Data records for software interfaces:

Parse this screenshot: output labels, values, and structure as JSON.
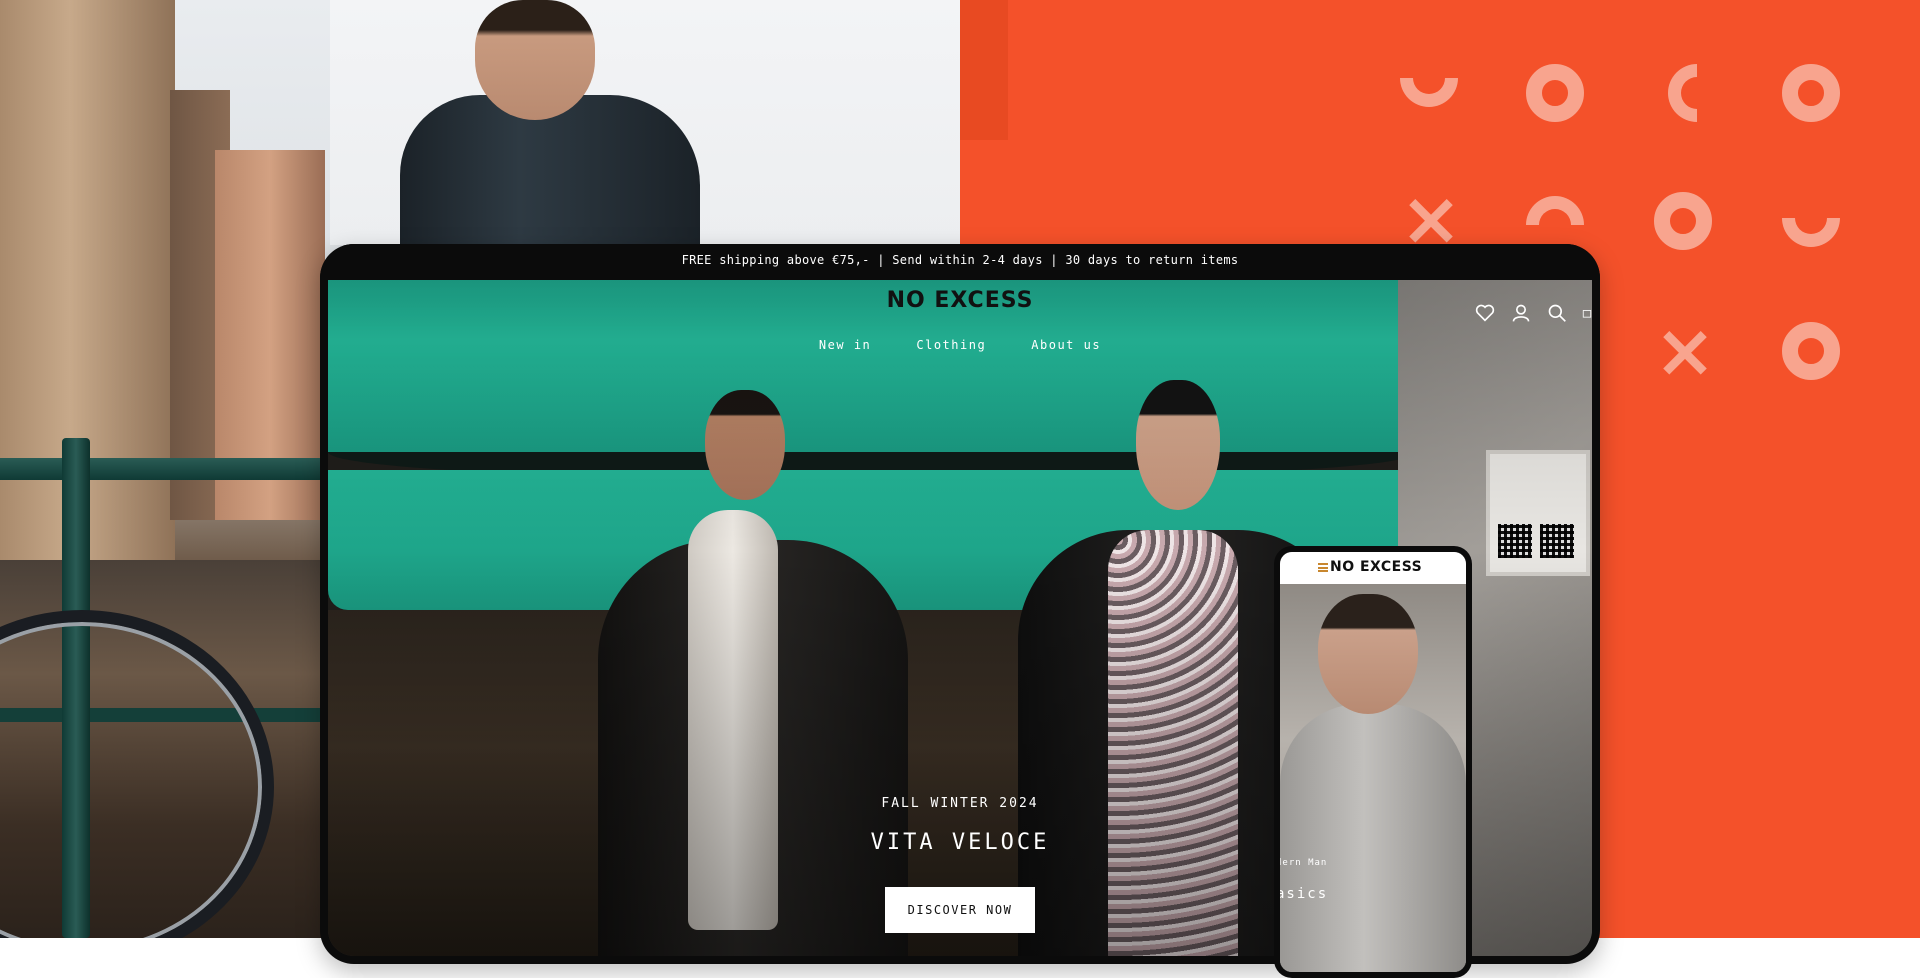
{
  "announcement": "FREE shipping above €75,- | Send within 2-4 days | 30 days to return items",
  "brand": {
    "logo_text": "NO EXCESS"
  },
  "nav": {
    "items": [
      "New in",
      "Clothing",
      "About us"
    ]
  },
  "header_icons": [
    "heart-icon",
    "user-icon",
    "search-icon",
    "bag-icon"
  ],
  "hero": {
    "subtitle": "FALL WINTER 2024",
    "title": "VITA VELOCE",
    "cta": "DISCOVER NOW"
  },
  "mobile": {
    "logo_text": "NO EXCESS",
    "subtitle": "dern Man",
    "title": "asics"
  },
  "colors": {
    "orange_background": "#f4512a",
    "pattern": "#f8a48e",
    "device_frame": "#0b0b0b",
    "menu_accent": "#c8872f"
  }
}
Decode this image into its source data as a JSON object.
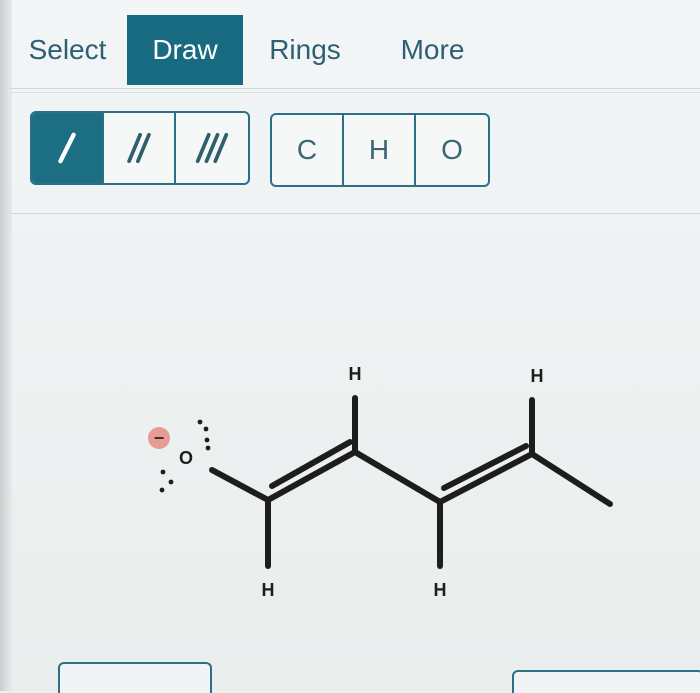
{
  "menu": {
    "tabs": [
      {
        "label": "Select",
        "active": false
      },
      {
        "label": "Draw",
        "active": true
      },
      {
        "label": "Rings",
        "active": false
      },
      {
        "label": "More",
        "active": false
      }
    ]
  },
  "toolbar": {
    "bond_tools": [
      {
        "icon": "single-bond-icon",
        "active": true
      },
      {
        "icon": "double-bond-icon",
        "active": false
      },
      {
        "icon": "triple-bond-icon",
        "active": false
      }
    ],
    "atom_tools": [
      {
        "label": "C"
      },
      {
        "label": "H"
      },
      {
        "label": "O"
      }
    ]
  },
  "molecule": {
    "oxygen_label": "O",
    "charge_label": "−",
    "hydrogen_labels": [
      "H",
      "H",
      "H",
      "H"
    ]
  },
  "colors": {
    "accent": "#176a7f",
    "charge": "#e89a95",
    "bond": "#1d1d1d"
  }
}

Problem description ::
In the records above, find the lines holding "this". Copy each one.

Written solution ::
Parse this screenshot: output labels, values, and structure as JSON.
Decode this image into its source data as a JSON object.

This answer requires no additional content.